Records shown section start

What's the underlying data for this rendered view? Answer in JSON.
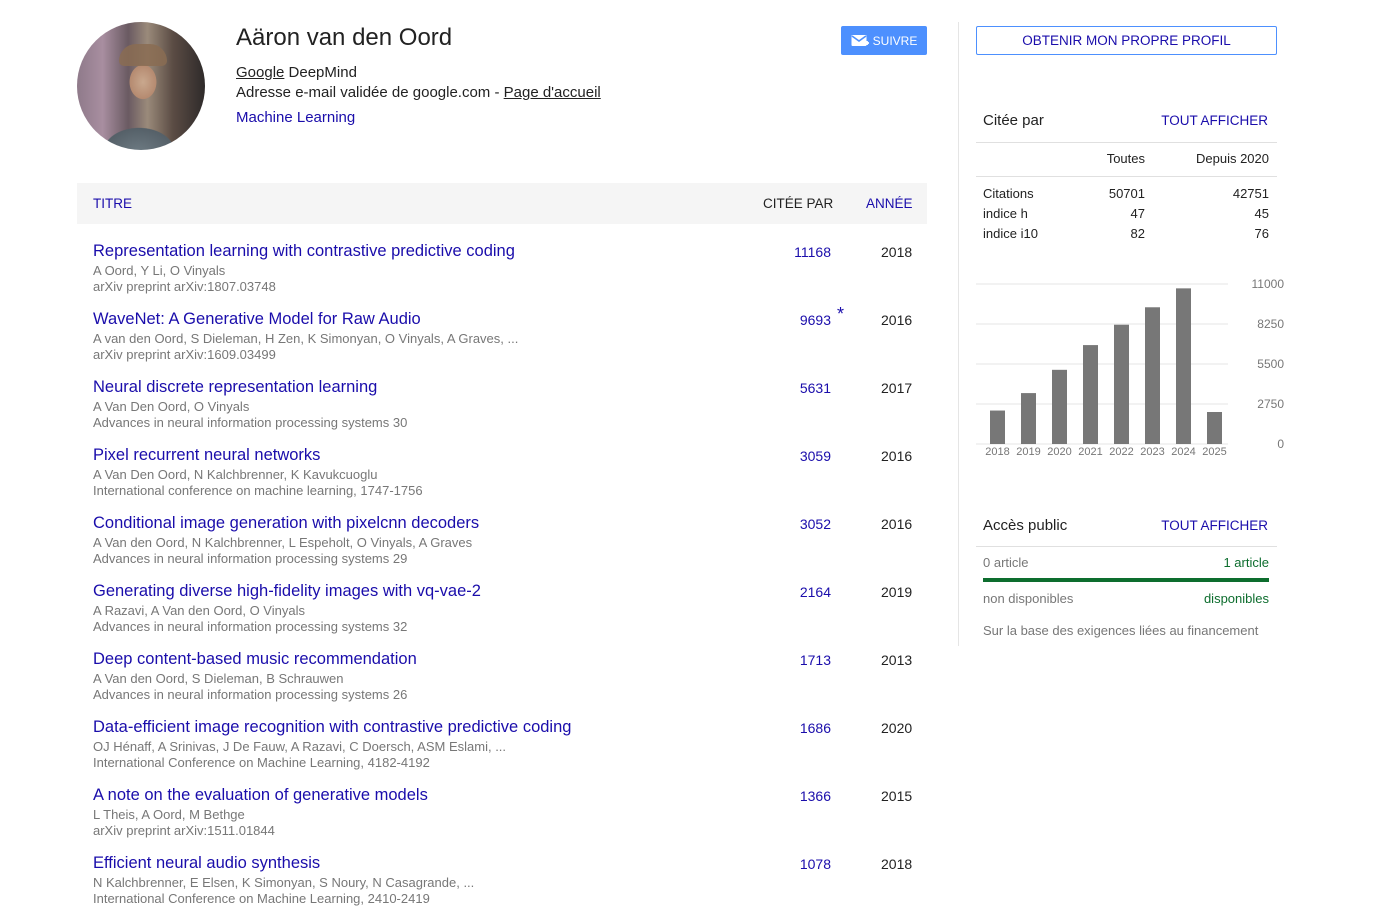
{
  "profile": {
    "name": "Aäron van den Oord",
    "affiliation_link": "Google",
    "affiliation_rest": " DeepMind",
    "email_text": "Adresse e-mail validée de google.com - ",
    "homepage_link": "Page d'accueil",
    "interest": "Machine Learning",
    "follow_label": "SUIVRE",
    "avatar_icon": "avatar-photo"
  },
  "table": {
    "col_title": "TITRE",
    "col_cited": "CITÉE PAR",
    "col_year": "ANNÉE",
    "rows": [
      {
        "title": "Representation learning with contrastive predictive coding",
        "authors": "A Oord, Y Li, O Vinyals",
        "venue": "arXiv preprint arXiv:1807.03748",
        "cited": "11168",
        "star": "",
        "year": "2018"
      },
      {
        "title": "WaveNet: A Generative Model for Raw Audio",
        "authors": "A van den Oord, S Dieleman, H Zen, K Simonyan, O Vinyals, A Graves, ...",
        "venue": "arXiv preprint arXiv:1609.03499",
        "cited": "9693",
        "star": "*",
        "year": "2016"
      },
      {
        "title": "Neural discrete representation learning",
        "authors": "A Van Den Oord, O Vinyals",
        "venue": "Advances in neural information processing systems 30",
        "cited": "5631",
        "star": "",
        "year": "2017"
      },
      {
        "title": "Pixel recurrent neural networks",
        "authors": "A Van Den Oord, N Kalchbrenner, K Kavukcuoglu",
        "venue": "International conference on machine learning, 1747-1756",
        "cited": "3059",
        "star": "",
        "year": "2016"
      },
      {
        "title": "Conditional image generation with pixelcnn decoders",
        "authors": "A Van den Oord, N Kalchbrenner, L Espeholt, O Vinyals, A Graves",
        "venue": "Advances in neural information processing systems 29",
        "cited": "3052",
        "star": "",
        "year": "2016"
      },
      {
        "title": "Generating diverse high-fidelity images with vq-vae-2",
        "authors": "A Razavi, A Van den Oord, O Vinyals",
        "venue": "Advances in neural information processing systems 32",
        "cited": "2164",
        "star": "",
        "year": "2019"
      },
      {
        "title": "Deep content-based music recommendation",
        "authors": "A Van den Oord, S Dieleman, B Schrauwen",
        "venue": "Advances in neural information processing systems 26",
        "cited": "1713",
        "star": "",
        "year": "2013"
      },
      {
        "title": "Data-efficient image recognition with contrastive predictive coding",
        "authors": "OJ Hénaff, A Srinivas, J De Fauw, A Razavi, C Doersch, ASM Eslami, ...",
        "venue": "International Conference on Machine Learning, 4182-4192",
        "cited": "1686",
        "star": "",
        "year": "2020"
      },
      {
        "title": "A note on the evaluation of generative models",
        "authors": "L Theis, A Oord, M Bethge",
        "venue": "arXiv preprint arXiv:1511.01844",
        "cited": "1366",
        "star": "",
        "year": "2015"
      },
      {
        "title": "Efficient neural audio synthesis",
        "authors": "N Kalchbrenner, E Elsen, K Simonyan, S Noury, N Casagrande, ...",
        "venue": "International Conference on Machine Learning, 2410-2419",
        "cited": "1078",
        "star": "",
        "year": "2018"
      }
    ]
  },
  "sidebar": {
    "own_profile_label": "OBTENIR MON PROPRE PROFIL",
    "cited_by": {
      "title": "Citée par",
      "link": "TOUT AFFICHER",
      "head_all": "Toutes",
      "head_since": "Depuis 2020",
      "rows": [
        {
          "label": "Citations",
          "all": "50701",
          "since": "42751"
        },
        {
          "label": "indice h",
          "all": "47",
          "since": "45"
        },
        {
          "label": "indice i10",
          "all": "82",
          "since": "76"
        }
      ]
    },
    "public_access": {
      "title": "Accès public",
      "link": "TOUT AFFICHER",
      "left_count": "0 article",
      "right_count": "1 article",
      "left_label": "non disponibles",
      "right_label": "disponibles",
      "note": "Sur la base des exigences liées au financement",
      "available_fraction": 1.0,
      "available_color": "#0d6d2e"
    }
  },
  "chart_data": {
    "type": "bar",
    "categories": [
      "2018",
      "2019",
      "2020",
      "2021",
      "2022",
      "2023",
      "2024",
      "2025"
    ],
    "values": [
      2300,
      3500,
      5100,
      6800,
      8200,
      9400,
      10700,
      2200
    ],
    "yticks": [
      "11000",
      "8250",
      "5500",
      "2750",
      "0"
    ],
    "ylim": [
      0,
      11000
    ],
    "bar_color": "#777777",
    "grid": true
  },
  "colors": {
    "link": "#1a0dab",
    "accent_button": "#4d90fe"
  }
}
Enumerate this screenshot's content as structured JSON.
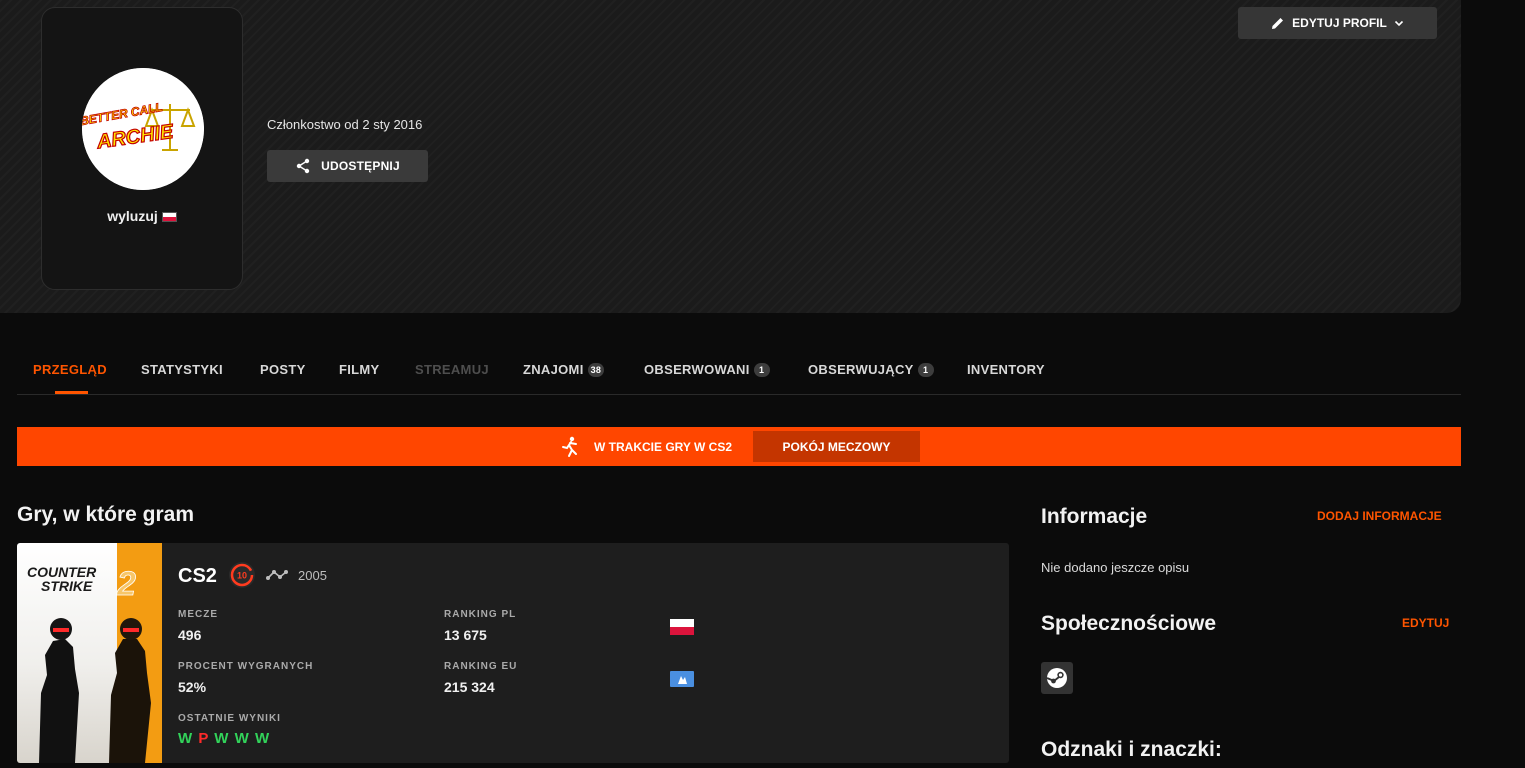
{
  "profile": {
    "nickname": "wyluzuj",
    "member_since": "Członkostwo od 2 sty 2016",
    "share_label": "UDOSTĘPNIJ",
    "edit_label": "EDYTUJ PROFIL",
    "avatar_top_text": "BETTER CALL",
    "avatar_main_text": "ARCHIE"
  },
  "tabs": [
    {
      "label": "PRZEGLĄD",
      "badge": ""
    },
    {
      "label": "STATYSTYKI",
      "badge": ""
    },
    {
      "label": "POSTY",
      "badge": ""
    },
    {
      "label": "FILMY",
      "badge": ""
    },
    {
      "label": "STREAMUJ",
      "badge": ""
    },
    {
      "label": "ZNAJOMI",
      "badge": "38"
    },
    {
      "label": "OBSERWOWANI",
      "badge": "1"
    },
    {
      "label": "OBSERWUJĄCY",
      "badge": "1"
    },
    {
      "label": "INVENTORY",
      "badge": ""
    }
  ],
  "live": {
    "status": "W TRAKCIE GRY W CS2",
    "room_button": "POKÓJ MECZOWY"
  },
  "games": {
    "title": "Gry, w które gram",
    "cover_line1": "COUNTER",
    "cover_line2": "STRIKE",
    "cover_number": "2",
    "name": "CS2",
    "level": "10",
    "elo": "2005",
    "stats": {
      "matches_label": "MECZE",
      "matches": "496",
      "winrate_label": "PROCENT WYGRANYCH",
      "winrate": "52%",
      "recent_label": "OSTATNIE WYNIKI",
      "recent": [
        "W",
        "P",
        "W",
        "W",
        "W"
      ],
      "ranking_pl_label": "RANKING PL",
      "ranking_pl": "13 675",
      "ranking_eu_label": "RANKING EU",
      "ranking_eu": "215 324"
    }
  },
  "info": {
    "title": "Informacje",
    "add_label": "DODAJ INFORMACJE",
    "empty_text": "Nie dodano jeszcze opisu",
    "social_title": "Społecznościowe",
    "social_edit": "EDYTUJ",
    "badges_title": "Odznaki i znaczki:"
  },
  "colors": {
    "accent": "#ff5500",
    "live_bar": "#ff4600",
    "win": "#32d35a",
    "loss": "#ff2a2a"
  },
  "icons": [
    "share-icon",
    "pencil-icon",
    "chevron-down-icon",
    "player-run-icon",
    "level-10-icon",
    "elo-chart-icon",
    "poland-flag-icon",
    "europe-region-icon",
    "steam-icon"
  ]
}
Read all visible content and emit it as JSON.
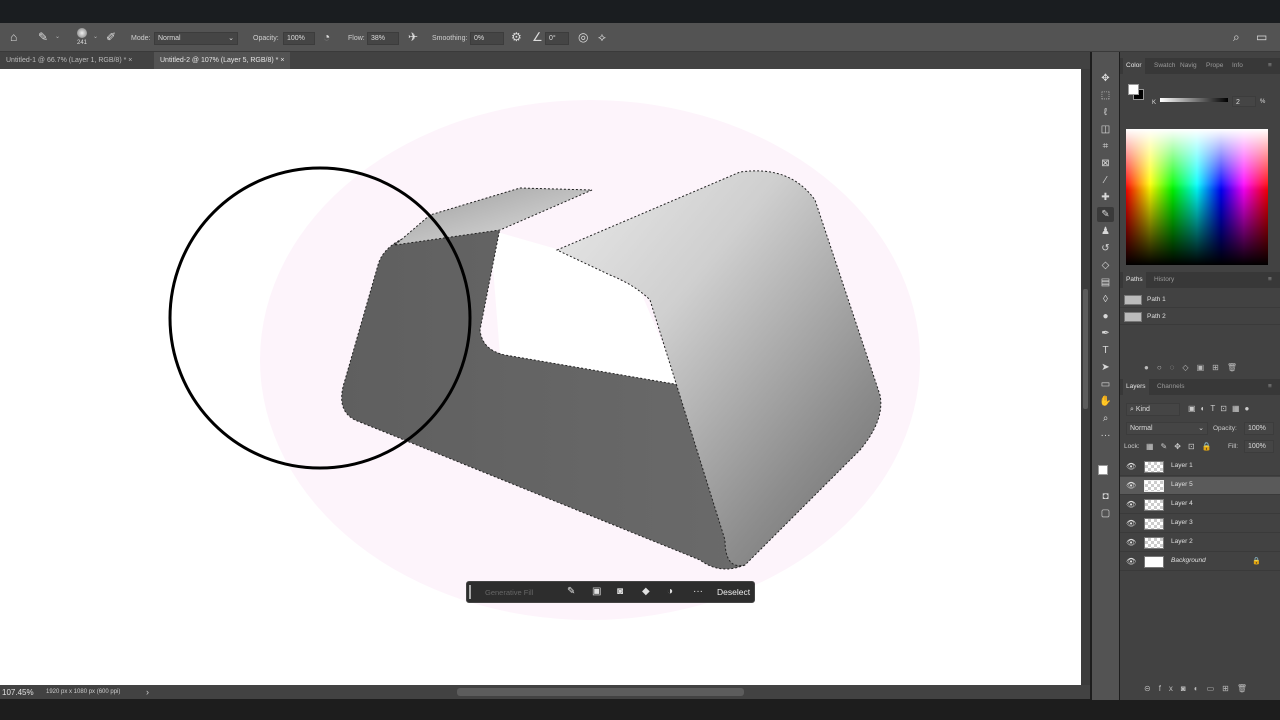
{
  "options_bar": {
    "brush_size": "241",
    "mode_label": "Mode:",
    "mode_value": "Normal",
    "opacity_label": "Opacity:",
    "opacity_value": "100%",
    "flow_label": "Flow:",
    "flow_value": "38%",
    "smoothing_label": "Smoothing:",
    "smoothing_value": "0%",
    "angle_value": "0°"
  },
  "tabs": [
    {
      "label": "Untitled-1 @ 66.7% (Layer 1, RGB/8) *",
      "close": "×"
    },
    {
      "label": "Untitled-2 @ 107% (Layer 5, RGB/8) *",
      "close": "×"
    }
  ],
  "status": {
    "zoom": "107.45%",
    "doc_info": "1920 px x 1080 px (600 ppi)",
    "arrow": "›"
  },
  "context_bar": {
    "generative_fill": "Generative Fill",
    "deselect": "Deselect",
    "more": "···"
  },
  "color_panel": {
    "tabs": [
      "Color",
      "Swatch",
      "Navig",
      "Prope",
      "Info"
    ],
    "channel": "K",
    "value": "2",
    "unit": "%"
  },
  "paths_panel": {
    "tabs": [
      "Paths",
      "History"
    ],
    "items": [
      "Path 1",
      "Path 2"
    ]
  },
  "layers_panel": {
    "tabs": [
      "Layers",
      "Channels"
    ],
    "kind": "Kind",
    "blend_mode": "Normal",
    "opacity_label": "Opacity:",
    "opacity_value": "100%",
    "lock_label": "Lock:",
    "fill_label": "Fill:",
    "fill_value": "100%",
    "layers": [
      "Layer 1",
      "Layer 5",
      "Layer 4",
      "Layer 3",
      "Layer 2",
      "Background"
    ]
  }
}
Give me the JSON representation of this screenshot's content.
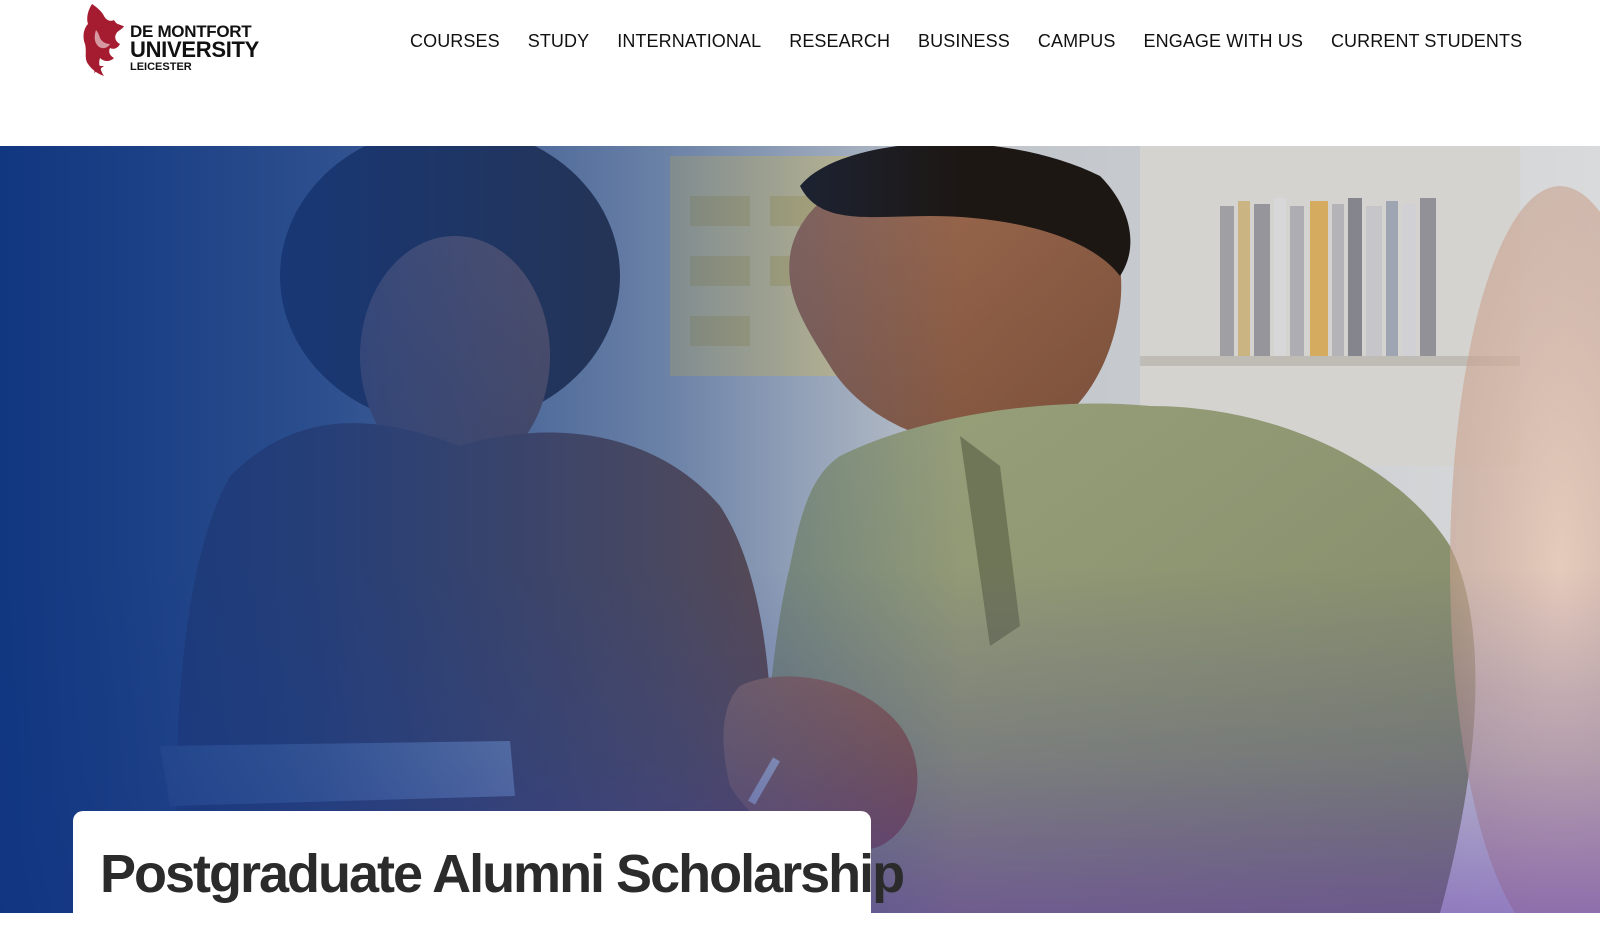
{
  "header": {
    "logo": {
      "line1": "DE MONTFORT",
      "line2": "UNIVERSITY",
      "line3": "LEICESTER",
      "brand_color": "#a51c30"
    },
    "nav": [
      {
        "label": "COURSES"
      },
      {
        "label": "STUDY"
      },
      {
        "label": "INTERNATIONAL"
      },
      {
        "label": "RESEARCH"
      },
      {
        "label": "BUSINESS"
      },
      {
        "label": "CAMPUS"
      },
      {
        "label": "ENGAGE WITH US"
      },
      {
        "label": "CURRENT STUDENTS"
      }
    ]
  },
  "hero": {
    "title": "Postgraduate Alumni Scholarship",
    "overlay_colors": [
      "#0e3480",
      "#5a32aa"
    ]
  }
}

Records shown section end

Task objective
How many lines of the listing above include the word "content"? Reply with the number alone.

Completed exercise
4